Fewer than 100 ocelots still roam the Lower Rio Grande Valley. These few ocelots are endangered by the 70 miles of fence that the Department of Homeland Security is constructing in the Lower Rio Grande Valley. This fence will destroy the thorn scrub habitat of the ocelot and prevent the ocelots from swimming across the Rio Grande to mate.
The border fence would destory large areas of the 130-mile habitat corridor that exists along the Rio Grande. The federal government paid millions of dollars to protect this area, which is now a sanctuary for rare wildlife and supports a thriving ecotourism industry. It is a birding paradise.
In other US-Mexico border areas, Homeland Security officials have been willing to implement projects that avoid fencing and involve habitat improvements. Such alternatives must be considered for the Lower Rio Grande Valley as well, home to 17 threatened and endangered species and great wildlife diversity.

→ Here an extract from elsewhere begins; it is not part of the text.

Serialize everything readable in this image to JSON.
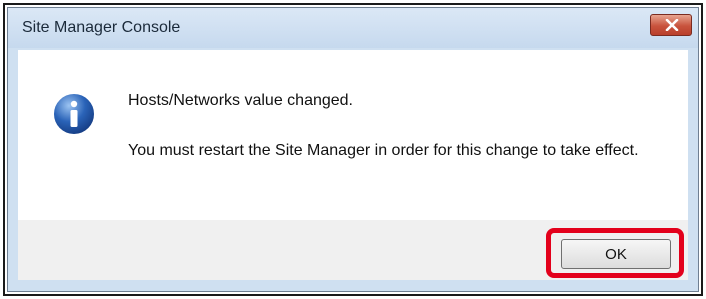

Take action now – urge your member of Congress to support border security alternatives that don't harm wildlife in the Lower Rio Grande Valley.